it’s been a while but today I’m going to be talking to you guys about something that I
do quite often and that’s changing proportions of props to make a scene look really surreal
and really interesting. So there are a couple of thing you have to pay attention to while
shooting your image that will make it much easier to edit in photoshop. So first of all
I’m going to be going through three of my tips on how to take the photos and show you
what I do in photoshop using this image that I created in 2013. But I feel like this is
a great photo to illustrate what I’m going to be explaining. So let’s get going. The
first thing you want to pay attention to while taking the photos is taking photos of your
props at the same location as the background. This will make your life so much easier, otherwise
you’ll be spending hours and hours trying to match the colours, the lighting to your
background image and it will never look as polished as when you shoot at the location.
So take that prop with you, shoot it right there and it’ll be so much easier when you’re
editing in photoshop. The second thing you want to pay attention to is the angle. Shoot
your background image, make a composition you thing is very interesting and new and
then go into your prop. Photograph it at the exact same angle. You want to go back and
forth to imagine “this is where I want the prop to be, how am I going to take that photo”.
You want to match it up so you don’t have to do any warping and transforming in photoshop.
The third thing you want to pay attention to while taking the photo is your aperture.
When you take the photo of your background, let’s say at around f/2.8 which will give
you a shallow depth of field, a nice blurry background and still enough detail in the
foreground. You want to change it while taking photos of your prop. Because it’s much closer
to the lens the depth of field will be much shorter so compensate by making it a f/5.6
aperture which will give you a similar effect and you’ll have enough space to work with.Let’s
see it on this photo that I have right here. Right here on this background photo you can
see that the sharp area is somewhere around here. When you take the photo of the prop
you want to make sure that somewhere, you have the same distance when you imagine it.
If it would be placed there, what would be in focus. You imagine that and you focus on
the part you cant to have in focus.So I probably short this at around f/5.6 which gave this
depth of field that matches really good. If you’re going to be shooting the prop at f/2.8
as well you’re going to get much blurrier edges which will not blend really well. Or
if you shoot with a really closed aperture of, let’s say f/22 it’ll be way too sharp
and it wont blend in eitherway. Now that you’ve got those things done, let’s hope into photoshop.
We’re in photoshop and I have the original document open. And I’m just going to strip
it down so I only have the background visible. So we can build up the document together.
Then I loaded in the telephone, and I’m going to disable the layer mask so I can show you
what it looked like before. I scaled it down so it would fit onto the path and then I used
a layer mask to select it out of the background. This is what it looks like when I did that.
Then I just added a little layer to make the reflection on the front of the telephone less
bright. And then I started doing some colour work. I used hue and saturation to desaturate
the entire image and then I played around with curves and levels, contrast and brightness.
You want to be zooming in and out to see if it blends. If it doesn’t blend well it’ll
be very obvious when zooming out so you want to match contrast, sharpness and brightness.
That’s how you’re going to get the most natural look. Then I added a curves layer which looks
like this, having the blacks a bit up. This’ll give you kind of a matte looking vintage effect.
To make it very cohesive I added a high pass filter to sharpen the entire image. Then I
used a vignette to draw your eye in. And that’s really nice to finish off photos where the
focal point is in the center. And that’s it basically. If you want to see anything else
from me, comment down below. I’m going to try and be more active on this channel. And
don’t forget to subscribe so you don’t miss out on any of my new videos. Bye!

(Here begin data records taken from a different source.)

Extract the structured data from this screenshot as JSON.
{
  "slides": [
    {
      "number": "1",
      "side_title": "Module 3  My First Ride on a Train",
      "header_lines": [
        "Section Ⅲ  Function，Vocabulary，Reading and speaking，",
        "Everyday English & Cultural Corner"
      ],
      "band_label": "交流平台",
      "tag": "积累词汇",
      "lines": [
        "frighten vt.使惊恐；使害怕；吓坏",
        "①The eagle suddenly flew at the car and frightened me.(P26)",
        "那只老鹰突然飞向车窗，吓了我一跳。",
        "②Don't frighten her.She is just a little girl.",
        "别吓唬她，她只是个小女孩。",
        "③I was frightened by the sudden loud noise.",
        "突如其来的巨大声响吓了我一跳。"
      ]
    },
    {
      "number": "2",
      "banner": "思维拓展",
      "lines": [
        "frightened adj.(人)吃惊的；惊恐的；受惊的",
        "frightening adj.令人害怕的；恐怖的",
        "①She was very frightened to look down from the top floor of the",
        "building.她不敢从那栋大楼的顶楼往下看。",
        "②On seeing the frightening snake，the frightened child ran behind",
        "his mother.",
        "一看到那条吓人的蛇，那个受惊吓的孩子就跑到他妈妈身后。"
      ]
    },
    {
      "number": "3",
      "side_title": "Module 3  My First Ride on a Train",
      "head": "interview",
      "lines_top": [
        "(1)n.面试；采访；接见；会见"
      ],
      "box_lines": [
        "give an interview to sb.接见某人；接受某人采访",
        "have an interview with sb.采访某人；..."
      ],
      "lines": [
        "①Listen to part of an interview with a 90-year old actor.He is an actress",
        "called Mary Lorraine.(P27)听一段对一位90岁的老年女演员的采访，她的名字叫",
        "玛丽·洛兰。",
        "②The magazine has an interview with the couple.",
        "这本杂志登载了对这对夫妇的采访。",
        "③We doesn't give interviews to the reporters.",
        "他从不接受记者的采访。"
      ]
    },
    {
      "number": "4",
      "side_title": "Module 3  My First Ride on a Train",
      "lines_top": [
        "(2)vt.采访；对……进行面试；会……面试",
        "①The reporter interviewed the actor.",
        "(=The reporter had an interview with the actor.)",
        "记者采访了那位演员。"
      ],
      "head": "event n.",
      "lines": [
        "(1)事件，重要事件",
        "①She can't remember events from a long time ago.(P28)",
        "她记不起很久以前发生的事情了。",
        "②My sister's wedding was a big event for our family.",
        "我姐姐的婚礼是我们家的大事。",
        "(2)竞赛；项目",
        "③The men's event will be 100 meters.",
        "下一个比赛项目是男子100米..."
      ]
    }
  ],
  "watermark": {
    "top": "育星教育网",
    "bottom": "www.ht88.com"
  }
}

  • Reply eds van January 30, 2016 at 8:28 pm

    lieve groetjes uit limburg

  • Reply Hamza Aboulainain October 8, 2016 at 10:09 pm

    loved how you facilite things

  • Reply Monica Melgar November 20, 2017 at 12:33 am

    I love all the details you provide about the camera settings which makes it easier for viewers to be successful when they give this a shot. Thank you!!!

  • Leave a Reply